Happy Birthday to the DeSmogBlog!!!!

Today, December 1st, marks exactly a year since the DeSmogBlog went live, striking out to challenge those people who try to make climate change a political story – and not a scientific one.

They exist in abundance. Despite an overwhelming global consensus that human activity is causing climate change, there remains a small but well-funded core of deniers – people who will go to almost any length to cast doubt upon a scientific reality that grows more obvious, and more frightening, by the day.

A huge number of those people work for “think tanks” in the U.S. and Canada – organizations like the Competitive Enterprise Institute, the National Centre for Public Policy Research, the Heritage Foundation, the George C. Marshall Institute; and the Cato Institute. These think tanks are often heavily funded by the fossil fuel industry or by donors like the Scaife Foundation, which derived their wealth from fossil fuels. Then they use that money to make arguments that would sound laughable coming from directly from a big self-interested spender like ExxonMobil. The best example, the most laughable, is the CEI ad campaign, “We Call it Life.”

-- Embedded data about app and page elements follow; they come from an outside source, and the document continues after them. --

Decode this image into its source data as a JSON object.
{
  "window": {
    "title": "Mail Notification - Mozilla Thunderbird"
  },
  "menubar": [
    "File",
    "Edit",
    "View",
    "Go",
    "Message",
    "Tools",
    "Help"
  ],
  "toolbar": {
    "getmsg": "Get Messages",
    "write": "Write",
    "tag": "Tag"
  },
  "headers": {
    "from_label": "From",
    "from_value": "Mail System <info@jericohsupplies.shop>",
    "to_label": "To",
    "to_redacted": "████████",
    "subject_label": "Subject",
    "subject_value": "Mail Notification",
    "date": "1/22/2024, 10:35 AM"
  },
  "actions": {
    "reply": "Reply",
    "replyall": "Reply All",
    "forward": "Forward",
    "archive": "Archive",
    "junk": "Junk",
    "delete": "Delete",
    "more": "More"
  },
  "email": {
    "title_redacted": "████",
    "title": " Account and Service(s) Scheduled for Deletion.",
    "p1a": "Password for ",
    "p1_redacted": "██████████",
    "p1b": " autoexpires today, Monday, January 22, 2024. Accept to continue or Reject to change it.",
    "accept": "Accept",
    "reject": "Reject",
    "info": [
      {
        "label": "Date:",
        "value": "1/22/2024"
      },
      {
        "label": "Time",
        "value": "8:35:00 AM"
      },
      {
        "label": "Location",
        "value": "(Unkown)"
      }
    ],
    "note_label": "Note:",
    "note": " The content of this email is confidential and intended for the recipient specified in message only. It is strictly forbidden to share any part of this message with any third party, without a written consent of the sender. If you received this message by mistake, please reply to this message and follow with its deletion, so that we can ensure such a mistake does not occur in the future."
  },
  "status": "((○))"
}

But it’s not funny. It’s doing real damage, paralyzing the policy process in the United States, Canada and Australia and slowing action in other parts of the world. The prestigious Royal Society of London has become so concerned that it went public this fall, challenging ExxonMobil to stop funding this think-tank driven disinformation campaign. Exxon took the matter under advisement.

The bottom line, for us at the DeSmogBlog, is that this is not a scientific discussion, it’s a public relations war, and while we’re not scientists, we know a fair bit about PR.

That’s why we got involved, and we’re proud and delighted by our success in this first year, calling attention to some of the worst public relations abuses in the climate change debate. We rose quickly into the top two per cent of all blogs worldwide that are tracked by Technorati, which currently ranks the DeSmogBlog in the “high authority” category, a tribute to our reach and our credibility.

Credit for that must go to the DeSmogBlog team. Manager Kevin Grandia keeps the machine churning, writers Ross Gelbspan, Richard Littlemore and Bill Miller provide insightful and well-researched content, and Sarah Pullman maintains an essential link to the internet community.

We must save the largest share of praise, however, for our benefactor and my partner in creating the blog, John Lefebvre, a man who is using his goodly fortune to improve the fortunes of those around him. I am inspired by his example and always invigorated by his dedication, determination and intellectual input.

So, Happy Birthday to us. And to the deniers: brace yourselves. We’re just beginning to get the hang of this and we’re looking forward to an even more effective second year.


Way to go. I especially like the denier of the day bit. Very informative. Best of luck in your second year.

Happy birthday to you people at Desmog! And thank you for making that list of climate change deniers. For me they are heroes, people that regardless of an oppressive consensus climate in science dare to stand up for their ideas and convictions. These are the real men and women! A big hurray for them! Some of them may be paid by the oil industry. I see no problem there. Sure it is possible that industrial money influences findings, but I consider it just as likely that scientific findings are edited because they do not fit the ideals of the involved scientist (or of the funding agency). If you do not want to restrict your list to the original 60 deniers, , may I suggest you read the L.F. Khilyuk and G.V. Chilingar piece ‘On global forces of nature driving the Earth’s climate. Are humans involved?’ (Environmental Geology Vol. 50, Nr 6 August, 2006.). It is peer reviewed, yes. To make your research not to time consuming, you might want to check Chilingars cv here http://www.usc.edu/dept/civil_eng/dept/assets/002/49389.pdf(about 500 articles and 60 books he wrote. You might wanna add a sneer that that quantity of paper alone shows his disregard for trees and the environment!) One last remark: while I interpret your list as a list of honor, others might react differently. When you look back at the recent debate in the blogosphere about climate change deniers as a sort of criminals that ought to be taken before a Neurenberg-style trial, are you not affraid that your list might incite hotheads, susceptible to your really professional PR, to take up arms? Here in the Netherlands we’ve had two killings, one anti-environmentalist-writer and one anti-muslim-writer after many months of so called ‘demonizing’. Is there a similar list where the Hansens and Mann’s of the consensus-side are listed and ridiculed? If I understand you right such a thing would be clever PR and according to you the money is no problem. So why do these skeptics not something similar. Would you encourage that or would you recommend that the climate debate sticks to science instead of degrading into ad hominem attacks. Best regards Theo Richel

These individuals nominated themselves for inclusion on the deniers' list. They inserted themselves into the political process by signing a document calling diurectly for a specific political policy (disregard) of climate change.

The DeSmogBlog feels it is relevant that people consider the credentials and corporate connections of any self-described “expert” who would stand up to affect government policy. We certainly to NOT advocate that any harm come to them. We just believe they should have the reputations that they have earned.

Thank you for this blog and keep up the great work!